Strategy and Sausages:
A British Strategic Planner in Germany
Saturday, 18 July 2020
One description of the current "coming out of COVID" phase that particularly rings true for me is that we're all teetering on a tightrope between hope and anxiety. The anxiety is a form of constant fear of the unknown, acknowledging that we simply aren't as in control of anything as we once thought we were.
I felt this tension as I booked up my first trip back to the UK recently. Travel and tourism is a category that is arguably the most disrupted by COVID, and also one of the most disrupting to the planet. That brings a double tension into play - should I really be making this trip, not just for my health, but for the health of the planet?
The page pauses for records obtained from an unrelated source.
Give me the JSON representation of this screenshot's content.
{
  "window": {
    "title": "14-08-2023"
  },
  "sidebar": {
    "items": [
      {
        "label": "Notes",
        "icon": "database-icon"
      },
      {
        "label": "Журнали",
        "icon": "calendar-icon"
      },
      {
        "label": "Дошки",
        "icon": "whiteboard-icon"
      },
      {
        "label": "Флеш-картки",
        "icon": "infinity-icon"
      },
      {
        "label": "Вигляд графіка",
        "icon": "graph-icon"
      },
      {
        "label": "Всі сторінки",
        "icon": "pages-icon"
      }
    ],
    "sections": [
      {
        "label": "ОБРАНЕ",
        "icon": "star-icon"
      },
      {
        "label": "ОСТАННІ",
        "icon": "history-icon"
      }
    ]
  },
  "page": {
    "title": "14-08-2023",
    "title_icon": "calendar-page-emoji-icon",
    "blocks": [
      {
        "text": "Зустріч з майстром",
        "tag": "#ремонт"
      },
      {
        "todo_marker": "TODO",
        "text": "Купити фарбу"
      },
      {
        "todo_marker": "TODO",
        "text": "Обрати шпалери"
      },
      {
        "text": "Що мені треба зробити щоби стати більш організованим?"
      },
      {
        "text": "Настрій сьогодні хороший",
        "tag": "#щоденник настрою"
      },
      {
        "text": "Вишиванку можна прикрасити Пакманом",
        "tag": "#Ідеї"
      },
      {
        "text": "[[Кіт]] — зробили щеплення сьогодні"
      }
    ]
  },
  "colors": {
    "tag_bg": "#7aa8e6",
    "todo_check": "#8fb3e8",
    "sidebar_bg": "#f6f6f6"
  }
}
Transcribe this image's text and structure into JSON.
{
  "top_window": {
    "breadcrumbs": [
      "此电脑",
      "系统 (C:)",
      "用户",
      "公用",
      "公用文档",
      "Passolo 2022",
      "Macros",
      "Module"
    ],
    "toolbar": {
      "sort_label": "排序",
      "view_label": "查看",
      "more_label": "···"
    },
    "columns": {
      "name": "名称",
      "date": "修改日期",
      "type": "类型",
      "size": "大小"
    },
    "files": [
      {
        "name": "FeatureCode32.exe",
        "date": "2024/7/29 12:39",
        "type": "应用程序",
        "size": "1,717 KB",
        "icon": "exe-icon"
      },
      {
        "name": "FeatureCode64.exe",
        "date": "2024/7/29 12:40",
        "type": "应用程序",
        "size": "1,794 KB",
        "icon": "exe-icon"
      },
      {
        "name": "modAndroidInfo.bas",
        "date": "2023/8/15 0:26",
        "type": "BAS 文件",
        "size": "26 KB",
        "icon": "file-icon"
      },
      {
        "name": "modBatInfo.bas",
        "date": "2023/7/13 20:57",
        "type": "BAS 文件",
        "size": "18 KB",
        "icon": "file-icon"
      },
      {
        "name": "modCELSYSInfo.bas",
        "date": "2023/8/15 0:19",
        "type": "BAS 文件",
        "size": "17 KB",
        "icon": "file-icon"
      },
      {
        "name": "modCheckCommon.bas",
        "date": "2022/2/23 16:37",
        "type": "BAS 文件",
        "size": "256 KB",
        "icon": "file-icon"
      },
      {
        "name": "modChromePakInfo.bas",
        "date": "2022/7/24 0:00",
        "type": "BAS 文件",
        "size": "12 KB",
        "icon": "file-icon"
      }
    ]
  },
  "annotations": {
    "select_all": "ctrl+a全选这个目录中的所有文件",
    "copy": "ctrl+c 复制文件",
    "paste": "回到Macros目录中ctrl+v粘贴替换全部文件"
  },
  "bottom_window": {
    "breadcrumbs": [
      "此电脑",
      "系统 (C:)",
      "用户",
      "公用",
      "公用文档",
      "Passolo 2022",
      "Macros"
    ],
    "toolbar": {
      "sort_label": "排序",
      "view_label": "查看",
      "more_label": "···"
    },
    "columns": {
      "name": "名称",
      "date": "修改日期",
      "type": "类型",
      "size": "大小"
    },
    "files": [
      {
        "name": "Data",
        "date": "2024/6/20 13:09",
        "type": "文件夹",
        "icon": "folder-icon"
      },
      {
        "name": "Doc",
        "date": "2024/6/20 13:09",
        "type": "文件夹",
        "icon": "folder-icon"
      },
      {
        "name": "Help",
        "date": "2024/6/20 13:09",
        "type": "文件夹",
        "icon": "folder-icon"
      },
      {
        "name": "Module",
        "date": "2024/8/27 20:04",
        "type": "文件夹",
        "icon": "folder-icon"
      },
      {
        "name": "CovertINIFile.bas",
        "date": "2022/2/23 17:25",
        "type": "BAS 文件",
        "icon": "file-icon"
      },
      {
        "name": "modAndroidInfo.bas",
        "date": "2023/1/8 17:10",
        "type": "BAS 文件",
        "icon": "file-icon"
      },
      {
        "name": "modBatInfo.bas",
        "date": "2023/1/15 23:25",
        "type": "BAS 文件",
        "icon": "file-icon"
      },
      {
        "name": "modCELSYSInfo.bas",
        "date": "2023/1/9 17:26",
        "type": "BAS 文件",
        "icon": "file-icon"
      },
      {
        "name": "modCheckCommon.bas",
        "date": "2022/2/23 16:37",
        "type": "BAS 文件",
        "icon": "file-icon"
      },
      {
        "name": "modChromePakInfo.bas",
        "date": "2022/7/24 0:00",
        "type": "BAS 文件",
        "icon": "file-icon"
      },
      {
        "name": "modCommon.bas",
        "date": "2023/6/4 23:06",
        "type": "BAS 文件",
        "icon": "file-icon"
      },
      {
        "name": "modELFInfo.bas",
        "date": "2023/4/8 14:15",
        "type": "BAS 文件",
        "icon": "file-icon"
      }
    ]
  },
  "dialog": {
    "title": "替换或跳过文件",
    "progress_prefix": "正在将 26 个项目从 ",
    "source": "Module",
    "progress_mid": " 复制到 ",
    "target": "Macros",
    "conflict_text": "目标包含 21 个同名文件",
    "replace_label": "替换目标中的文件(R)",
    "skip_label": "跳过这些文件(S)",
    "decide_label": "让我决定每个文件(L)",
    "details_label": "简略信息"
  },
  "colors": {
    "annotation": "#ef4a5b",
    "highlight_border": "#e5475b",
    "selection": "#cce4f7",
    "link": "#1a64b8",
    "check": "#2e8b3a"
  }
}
I've had flurries of emails in the last few weeks from airlines, rail companies and hotels. These all take much the same form:
Inspiring the hope: talk of renewal, freedom, reopening. New journeys and destinations. A world waiting to be discovered. Wanderlust. Beckoning pictures of azure waters, golden beaches, midsummer mornings in the far North.
And at the same time, reassurance to calm the anxiety: #WeCare, worry-free travel, safe and comfortable, relax, protection, well-being, flexibility, hygiene, Bring Me Home promise.
I suspect the way we travel will change permanently, as it did after 9/11, and there will be no going back in terms of the new safety measures introduced. But I also wonder if there will be a going back in the way that travel is regarded - instead of "jumping on planes" and "ticking off the bucket-list" I agree with James Bidwell of Springwise who says that travel and tourism will continue to contribute massively to diversity, cultural understanding, education, a global outlook and to contribute to a more harmonious and peaceful world for all. I see a future for travel and tourism which is more conscious, and goes back to a certain degree of exclusivity - that travel becomes a privilege, not an automatic right. And if the excitement and magic of discovery returns, that can only be a good thing. I paid double what I would have done last year for my ferry crossing and don't begrudge the price. I'm hoping it'll all be plain sailing and will see you on the other side!
When I was little, I wanted to be a spy. I got off to a good start, studying Psychology at Trinity College, Cambridge but somehow got side-tracked into the wonderful world of advertising and marketing.
My children's books: